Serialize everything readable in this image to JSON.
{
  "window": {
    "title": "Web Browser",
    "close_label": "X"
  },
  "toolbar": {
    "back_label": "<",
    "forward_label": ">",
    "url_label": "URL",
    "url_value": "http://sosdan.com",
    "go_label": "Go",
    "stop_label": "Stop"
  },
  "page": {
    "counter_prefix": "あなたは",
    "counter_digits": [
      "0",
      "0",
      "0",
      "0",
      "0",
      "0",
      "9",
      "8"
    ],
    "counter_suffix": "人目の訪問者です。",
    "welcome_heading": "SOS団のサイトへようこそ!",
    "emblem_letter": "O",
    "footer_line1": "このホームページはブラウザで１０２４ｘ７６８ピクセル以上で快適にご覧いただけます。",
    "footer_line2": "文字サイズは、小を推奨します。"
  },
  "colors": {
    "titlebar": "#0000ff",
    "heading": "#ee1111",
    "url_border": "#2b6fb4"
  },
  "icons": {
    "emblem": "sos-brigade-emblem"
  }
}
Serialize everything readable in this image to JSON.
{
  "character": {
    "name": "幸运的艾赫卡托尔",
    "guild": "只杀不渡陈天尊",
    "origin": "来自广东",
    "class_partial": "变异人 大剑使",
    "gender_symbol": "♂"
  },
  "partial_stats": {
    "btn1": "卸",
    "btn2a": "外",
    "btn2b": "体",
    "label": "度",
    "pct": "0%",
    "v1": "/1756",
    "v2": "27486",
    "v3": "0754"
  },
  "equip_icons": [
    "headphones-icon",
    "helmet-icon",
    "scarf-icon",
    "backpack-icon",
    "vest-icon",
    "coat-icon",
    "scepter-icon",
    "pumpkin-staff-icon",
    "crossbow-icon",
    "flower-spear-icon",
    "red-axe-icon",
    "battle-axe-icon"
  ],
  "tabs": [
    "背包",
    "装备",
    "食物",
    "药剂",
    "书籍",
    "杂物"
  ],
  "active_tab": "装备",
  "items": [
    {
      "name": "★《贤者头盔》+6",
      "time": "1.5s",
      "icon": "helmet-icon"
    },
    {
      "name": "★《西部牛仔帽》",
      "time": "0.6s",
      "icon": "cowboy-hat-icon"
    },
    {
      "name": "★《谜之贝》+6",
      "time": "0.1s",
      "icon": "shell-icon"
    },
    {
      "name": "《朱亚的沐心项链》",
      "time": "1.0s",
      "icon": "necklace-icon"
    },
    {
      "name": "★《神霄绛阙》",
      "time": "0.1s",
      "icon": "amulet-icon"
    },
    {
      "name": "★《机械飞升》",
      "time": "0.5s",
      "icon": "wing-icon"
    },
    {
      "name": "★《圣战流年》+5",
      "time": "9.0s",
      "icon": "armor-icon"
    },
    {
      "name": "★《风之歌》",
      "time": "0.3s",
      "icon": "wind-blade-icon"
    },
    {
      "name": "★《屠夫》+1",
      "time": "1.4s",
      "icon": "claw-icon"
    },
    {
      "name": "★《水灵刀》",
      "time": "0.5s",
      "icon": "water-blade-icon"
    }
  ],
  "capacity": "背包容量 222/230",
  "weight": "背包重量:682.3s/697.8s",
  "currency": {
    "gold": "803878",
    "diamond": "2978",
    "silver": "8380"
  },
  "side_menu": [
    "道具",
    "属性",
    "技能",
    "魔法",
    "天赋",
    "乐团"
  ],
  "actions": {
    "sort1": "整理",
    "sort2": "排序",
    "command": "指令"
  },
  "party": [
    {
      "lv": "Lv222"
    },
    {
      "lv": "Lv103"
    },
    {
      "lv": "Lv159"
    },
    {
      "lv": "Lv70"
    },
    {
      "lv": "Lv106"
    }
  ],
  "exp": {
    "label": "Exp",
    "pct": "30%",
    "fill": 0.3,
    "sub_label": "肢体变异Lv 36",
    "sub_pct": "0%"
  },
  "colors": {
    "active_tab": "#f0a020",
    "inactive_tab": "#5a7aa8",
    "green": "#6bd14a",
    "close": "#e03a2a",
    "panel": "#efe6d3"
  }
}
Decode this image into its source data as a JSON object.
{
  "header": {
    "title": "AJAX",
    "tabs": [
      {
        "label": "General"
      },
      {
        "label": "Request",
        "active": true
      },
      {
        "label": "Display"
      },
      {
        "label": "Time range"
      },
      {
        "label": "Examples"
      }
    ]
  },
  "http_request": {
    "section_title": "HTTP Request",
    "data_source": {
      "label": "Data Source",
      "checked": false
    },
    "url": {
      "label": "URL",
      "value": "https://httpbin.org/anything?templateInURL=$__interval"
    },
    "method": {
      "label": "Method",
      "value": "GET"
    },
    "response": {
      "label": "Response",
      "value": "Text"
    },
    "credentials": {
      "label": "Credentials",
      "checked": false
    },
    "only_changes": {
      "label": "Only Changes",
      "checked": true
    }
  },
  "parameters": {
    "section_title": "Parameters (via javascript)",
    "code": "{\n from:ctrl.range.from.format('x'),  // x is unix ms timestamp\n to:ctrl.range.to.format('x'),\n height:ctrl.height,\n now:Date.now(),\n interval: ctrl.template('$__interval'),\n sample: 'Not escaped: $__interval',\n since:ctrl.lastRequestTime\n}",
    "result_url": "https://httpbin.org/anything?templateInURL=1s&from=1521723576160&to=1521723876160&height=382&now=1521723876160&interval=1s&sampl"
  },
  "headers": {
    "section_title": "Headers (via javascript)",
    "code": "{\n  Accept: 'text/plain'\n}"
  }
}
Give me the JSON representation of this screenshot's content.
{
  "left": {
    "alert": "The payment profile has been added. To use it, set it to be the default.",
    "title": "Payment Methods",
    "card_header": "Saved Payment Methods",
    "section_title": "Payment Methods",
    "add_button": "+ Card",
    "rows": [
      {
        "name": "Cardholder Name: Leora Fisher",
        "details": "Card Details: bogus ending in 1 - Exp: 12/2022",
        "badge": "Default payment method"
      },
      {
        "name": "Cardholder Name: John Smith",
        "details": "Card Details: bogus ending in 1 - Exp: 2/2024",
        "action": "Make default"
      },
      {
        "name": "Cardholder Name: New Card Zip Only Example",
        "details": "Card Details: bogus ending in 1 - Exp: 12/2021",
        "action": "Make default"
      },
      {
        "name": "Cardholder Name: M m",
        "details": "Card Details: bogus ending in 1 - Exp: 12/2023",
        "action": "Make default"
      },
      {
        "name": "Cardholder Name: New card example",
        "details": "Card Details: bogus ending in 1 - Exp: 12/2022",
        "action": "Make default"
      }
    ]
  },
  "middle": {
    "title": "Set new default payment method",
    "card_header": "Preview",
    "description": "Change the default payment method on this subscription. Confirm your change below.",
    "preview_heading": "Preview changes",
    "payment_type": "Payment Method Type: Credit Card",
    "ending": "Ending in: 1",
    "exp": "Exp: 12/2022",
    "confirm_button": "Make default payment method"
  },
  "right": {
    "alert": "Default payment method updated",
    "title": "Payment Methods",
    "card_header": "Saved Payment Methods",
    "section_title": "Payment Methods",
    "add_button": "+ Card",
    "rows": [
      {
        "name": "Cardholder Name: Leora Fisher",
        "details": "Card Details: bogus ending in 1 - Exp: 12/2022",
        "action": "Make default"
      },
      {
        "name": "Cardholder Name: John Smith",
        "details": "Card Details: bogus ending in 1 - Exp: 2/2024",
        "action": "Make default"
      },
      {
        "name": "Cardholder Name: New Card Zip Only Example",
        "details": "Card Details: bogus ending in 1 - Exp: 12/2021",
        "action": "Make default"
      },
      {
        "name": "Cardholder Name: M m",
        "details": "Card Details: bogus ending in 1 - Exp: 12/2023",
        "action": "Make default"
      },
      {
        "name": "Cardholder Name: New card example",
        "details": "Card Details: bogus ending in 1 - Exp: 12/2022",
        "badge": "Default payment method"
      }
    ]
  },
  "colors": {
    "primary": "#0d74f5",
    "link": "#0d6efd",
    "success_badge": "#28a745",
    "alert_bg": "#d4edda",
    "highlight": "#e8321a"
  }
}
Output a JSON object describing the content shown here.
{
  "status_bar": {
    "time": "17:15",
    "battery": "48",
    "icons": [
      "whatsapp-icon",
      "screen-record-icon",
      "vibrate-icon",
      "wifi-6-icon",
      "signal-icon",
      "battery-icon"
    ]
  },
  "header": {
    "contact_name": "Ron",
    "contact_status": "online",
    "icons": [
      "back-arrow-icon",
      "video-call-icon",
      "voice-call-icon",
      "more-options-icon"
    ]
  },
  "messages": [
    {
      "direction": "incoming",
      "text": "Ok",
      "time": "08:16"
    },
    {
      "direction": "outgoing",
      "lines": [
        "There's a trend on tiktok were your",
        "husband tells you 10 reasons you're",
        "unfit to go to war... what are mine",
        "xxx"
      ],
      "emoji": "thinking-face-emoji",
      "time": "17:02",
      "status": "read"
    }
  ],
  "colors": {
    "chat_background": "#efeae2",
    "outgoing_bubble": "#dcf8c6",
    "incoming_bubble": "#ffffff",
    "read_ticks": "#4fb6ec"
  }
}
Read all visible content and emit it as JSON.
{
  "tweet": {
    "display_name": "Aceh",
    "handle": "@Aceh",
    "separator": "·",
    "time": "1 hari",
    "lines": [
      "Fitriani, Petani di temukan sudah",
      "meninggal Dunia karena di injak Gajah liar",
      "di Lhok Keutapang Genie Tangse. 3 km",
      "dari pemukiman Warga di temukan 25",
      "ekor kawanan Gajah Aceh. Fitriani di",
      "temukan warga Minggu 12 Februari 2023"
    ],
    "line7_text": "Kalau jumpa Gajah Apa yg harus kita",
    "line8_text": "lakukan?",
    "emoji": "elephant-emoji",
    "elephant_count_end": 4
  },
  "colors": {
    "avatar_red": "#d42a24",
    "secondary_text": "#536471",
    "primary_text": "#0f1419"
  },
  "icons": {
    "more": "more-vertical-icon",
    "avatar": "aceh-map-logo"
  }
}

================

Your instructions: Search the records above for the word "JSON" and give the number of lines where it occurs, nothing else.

Written answer: 6